Protesters gathered today outside city offices in Ashland demanding the stop of a Verizon 5-g tower installation.

The tower is to be added to the roof of the science building in Southern Oregon University but the protesters are worried about the strong electronic impulses from the tower.

The protesters believe it has a direct correlation with neurological health issues.

The city of Ashland told us they have the appeal however, it has not determined if the grounds justify stopping the tower installation.

“Today we are submitting an appeal and the appeal basically addresses that the approval permit that they already granted there is a 10-day period in which citizens have a right to appeal the decision.”

Protest leader, Kelly Marcotolli told news 10.

http://ktvl.com/news/local/ashland-residents-protesting-5g-tower-installation

Smart meters make people sick

homepage logo

Smart meters make people sick

 LETTERS TO THE EDITOR

To the editor:

Most people won’t see or feel the smart meter radiation but it is still harming you and yours.
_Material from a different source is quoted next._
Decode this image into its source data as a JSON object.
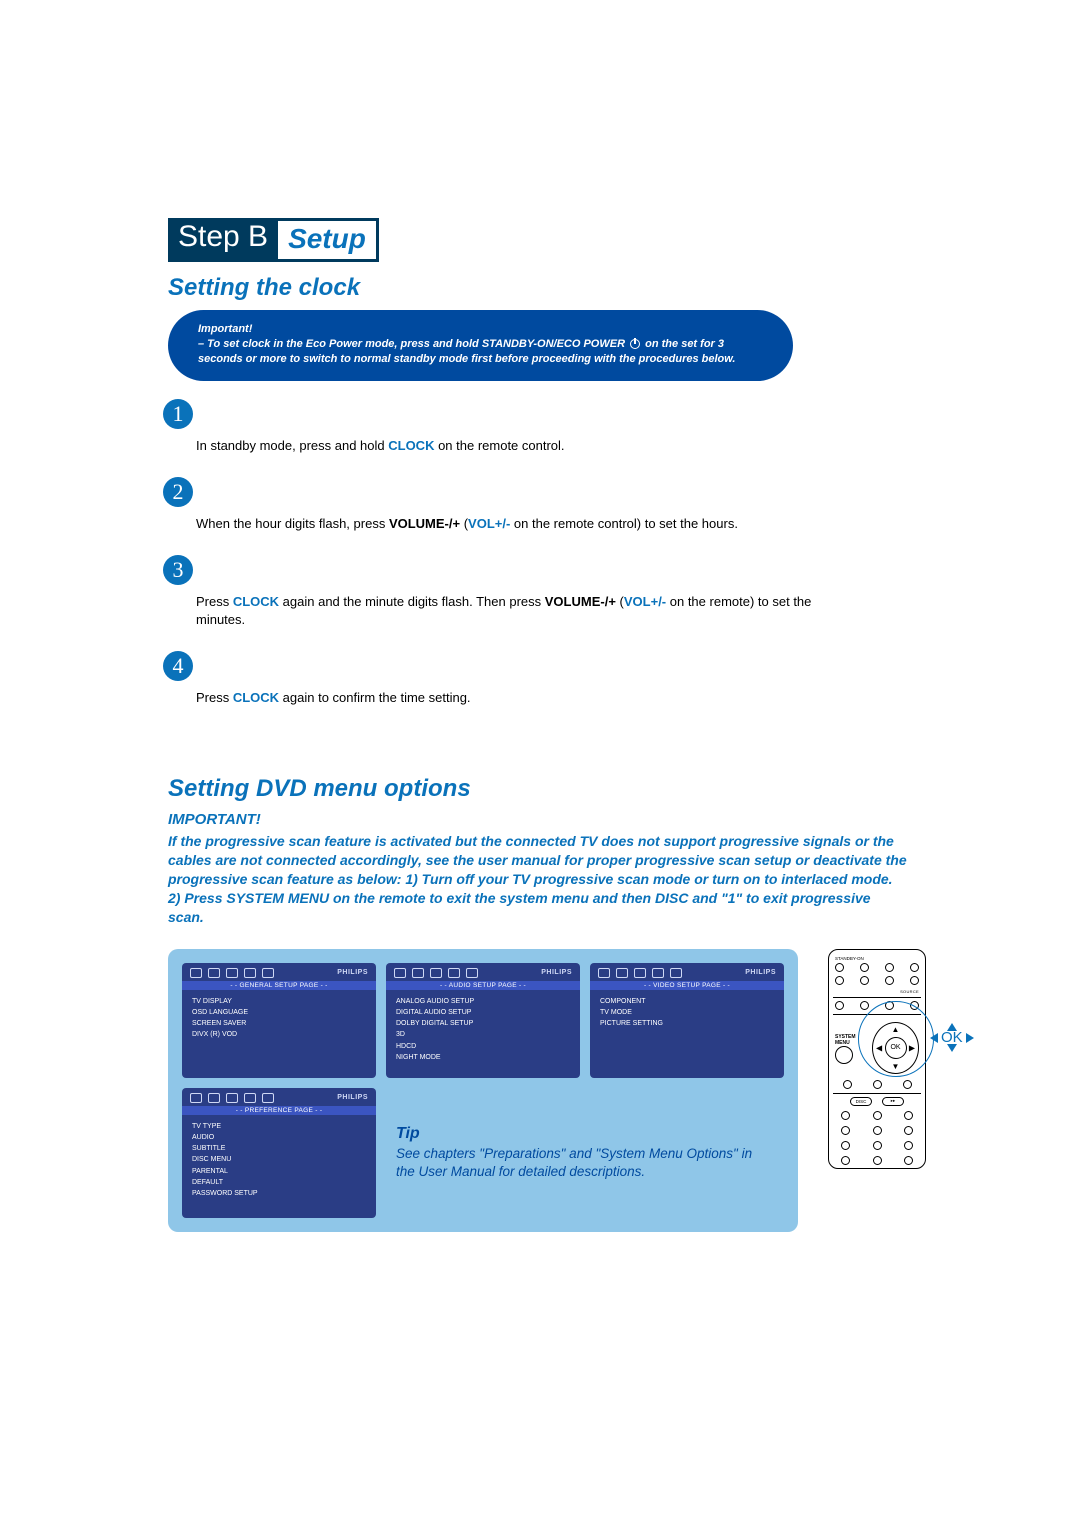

Smart electric meters broadcast at a frequency that is incompatible with your body’s frequency and transmit 9,600 to 190,000 times a day spewing microwave radiation 24/7 and creating dirty electricity (power quality issues) throughout your entire house not just in the room or behind the wall where the meter is attached.

Smart meters chatter searching for smart appliances and other meters to transmit information to collector boxes which sends data to other collector boxes and then to the company. The Michigan opt out does not stop the meter chattering nor stop your neighbors radiation from traveling to the collector boxes thru your meter. You will be getting much more radiation than what one irradiating meter transmits. See smartmetereducationnetwork.com. for graphs of this smart meter travesty.

“Blood Work Confirms Adverse Health Effects Following Smart Meter Installation.” Dr. Dietrich Klinghardt: “In families where one spouse is feeling ill but not the other, lab tests reveal a decline in health is still occurring in both. The cells are quite literally degrading, deforming, and coming apart.”

Link: Mercola Health Newsletter Archive: click 2017 click 08 click 05

Title: “Must-See documentary Reveals Dangers of Smart Meters.”

Triple health threats coming: the gas, electric and water suppliers are installing smart meters across Michigan. While living downstate it took months to figure out what was causing my health issues. . .two transmitting water meters and a digital electric meter.

Rashes, ringing in your ears, insomnia, heart palpitations, headaches, nosebleeds, brain fog, vision problems, high blood pressure, blood-sugar spikes, fatigue, irritability, anger, extreme anxiety, jaw problems and clenching, balance problems, tremors and shaking as well as memory and attentions problems, dementia behaviors and stroke-like symptoms are attributed to smart meters because symptoms disappear when living without a smart meter.

People with pacemakers, arrhythmia, chronic health conditions, neurological disorders, cancer, seizure disorders, metal implants, TBIs, and traumatic brain injuries should not be exposed to smart meters according to “A Ticking Time Bomb” from Smart Meter Education Network.

David Sheldon, Director, MichiganStopSmartMeters.com has lived 2-1/2 years without electricity rather than accept a smart meter. His presentation at the Portage Library June 28th 6:30 P.M. Unfolding Disaster Smart Electric Utility Meters An Assault on our Privacy, Our Property Rights and Our Health.

COMMENTS

Roger Somero · 

Works at Retired
Then we must all take immediate action and remove all sources of EMF’s RF radiation from our lives. Wait, that’s not possible, the world is awash in them. TV, radio, your toaster, etc. all emit something. Foil hats everyone, ASAP.
Like · Reply · 7h
Ben Travis

smart is Secret Military Adapted Radiation Transmitters . 5G is a Battlefield Weapon . I am looking forward to that Day
Like · Reply · 3h
Paul Tormala

The TV, radio and toaster are double the frequency of your body.
Like · Reply · 2h